Obsessed with technology?
Subscribe to the latest tech news as well as exciting promotions from us and our partners!
By subscribing, you indicate that you have read & understood the SPH's Privacy Policy and PDPA Statement.
Product Listing

The FX-64 Lives! (AMD Athlon 64 X2 6000+)

By Vijay Anand - 20 Feb 2007

DDR2-750, Notes on Memory Clocks & Overclocking

DDR2-750 and Notes on Memory Clocks

While the Athlon 64 X2 series can handle up to DDR2-800 memory, the key words are "up to". Since the memory controller is built into the processor, it can only handle what it has been programmed to do so. Remember, AMD only supports integer divisor numbers and the final memory clock speeds are derived by dividing the CPU clock speed with a suitable memory divisor. For example on the Athlon 64 FX-62 (and the X2 5600+), clock speeds are 2.8GHz and a memory divisor value of 7 is used to derive the base clock speed of DDR2-800 memory (which is 400MHz).

The CPU-Z screenshot of the Athlon 64 X2 6000+ processor.

Take careful note that this 3GHz processor unfortunately doesn't have the right divisor to operate DDR2-800 memory to its full potential. This might have an impact on memory-hungry applications.

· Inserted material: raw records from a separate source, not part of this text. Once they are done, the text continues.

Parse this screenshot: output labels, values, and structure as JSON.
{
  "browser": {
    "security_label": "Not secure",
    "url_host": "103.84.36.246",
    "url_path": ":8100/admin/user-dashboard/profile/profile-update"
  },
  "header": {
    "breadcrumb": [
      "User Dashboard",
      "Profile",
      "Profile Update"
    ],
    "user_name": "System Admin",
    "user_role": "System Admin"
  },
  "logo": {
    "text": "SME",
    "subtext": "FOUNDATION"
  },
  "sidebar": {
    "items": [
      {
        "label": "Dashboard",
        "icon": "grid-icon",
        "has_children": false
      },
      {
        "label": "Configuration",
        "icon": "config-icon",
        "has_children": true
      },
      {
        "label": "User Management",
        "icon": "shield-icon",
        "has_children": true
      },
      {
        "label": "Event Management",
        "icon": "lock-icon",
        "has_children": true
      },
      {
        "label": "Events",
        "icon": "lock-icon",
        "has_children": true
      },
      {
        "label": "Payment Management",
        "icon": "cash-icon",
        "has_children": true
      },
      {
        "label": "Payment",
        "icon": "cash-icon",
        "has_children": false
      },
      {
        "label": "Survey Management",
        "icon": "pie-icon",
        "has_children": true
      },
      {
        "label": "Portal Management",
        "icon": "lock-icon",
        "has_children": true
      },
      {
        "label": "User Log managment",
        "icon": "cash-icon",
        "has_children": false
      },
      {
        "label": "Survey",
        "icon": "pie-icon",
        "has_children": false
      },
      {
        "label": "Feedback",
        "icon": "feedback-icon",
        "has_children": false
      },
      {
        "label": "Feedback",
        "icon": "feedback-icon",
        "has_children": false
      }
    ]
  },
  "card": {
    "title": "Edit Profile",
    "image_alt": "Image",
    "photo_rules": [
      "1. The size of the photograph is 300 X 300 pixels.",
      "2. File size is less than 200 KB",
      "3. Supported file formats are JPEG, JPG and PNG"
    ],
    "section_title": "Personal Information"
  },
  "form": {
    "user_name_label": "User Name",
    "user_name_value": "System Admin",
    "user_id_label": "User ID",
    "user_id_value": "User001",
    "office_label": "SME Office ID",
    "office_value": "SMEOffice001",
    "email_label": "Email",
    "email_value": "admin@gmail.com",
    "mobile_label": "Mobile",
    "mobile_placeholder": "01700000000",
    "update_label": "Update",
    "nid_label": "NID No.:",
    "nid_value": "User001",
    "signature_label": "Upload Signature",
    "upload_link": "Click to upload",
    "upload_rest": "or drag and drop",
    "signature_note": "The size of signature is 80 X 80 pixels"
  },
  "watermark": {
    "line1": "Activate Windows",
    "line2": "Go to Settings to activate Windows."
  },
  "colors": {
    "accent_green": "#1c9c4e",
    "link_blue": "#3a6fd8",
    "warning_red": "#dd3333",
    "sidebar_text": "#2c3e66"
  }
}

Unfortunately on the A64 X2 6000+, the 3GHz clock speed poses an issue to obtain a true 400MHz base clock for DDR2-800 memory operation. If a divisor of 8 is used, the base memory clock is 375MHz and this is what the A64 X2 6000+ uses. It can't use a divisor of 7 because it would then be overclocking the memory at 425MHz base clock; thus the processor automatically falls back to a divisor where the next highest speed is supported.

Enthusiasts should note that this less than efficient memory clock speed could affect performance in certain scenarios, but more often than not, the impact is negligible in real world use. The benchmarks in the following pages would further attest to this, but even then we did find a few occasions when the dent in memory bandwidth reduced the lead of the Athlon 64 X2 6000+ over the Athlon 64 FX-62 processor.


The Athlon 64 FX-62 was found to be a poor overclocker in our past encounters as it couldn't nudge past 3.1GHz - just 300MHz more than its recommended clocks speeds. Since the Athlon 64 X2 6000+ is based on the same core, we expected no better and our opinions were spot on. Pushing the processor to 3.15GHz is about the most stable overclock we can crank out with the stock cooler. At 3.2GHz however, we weren't even able to get Windows to boot, and that's how impractical it gets to overclock this 'new' processor. Our advice is to skip overclocking should you feel like splurging on the Athlon 64 X2 6000+. Spending more money on aftermarket coolers and other equipment wouldn't be as efficient as switching to an Intel platform for even more performance, which also gives you much more mileage as seen here and here .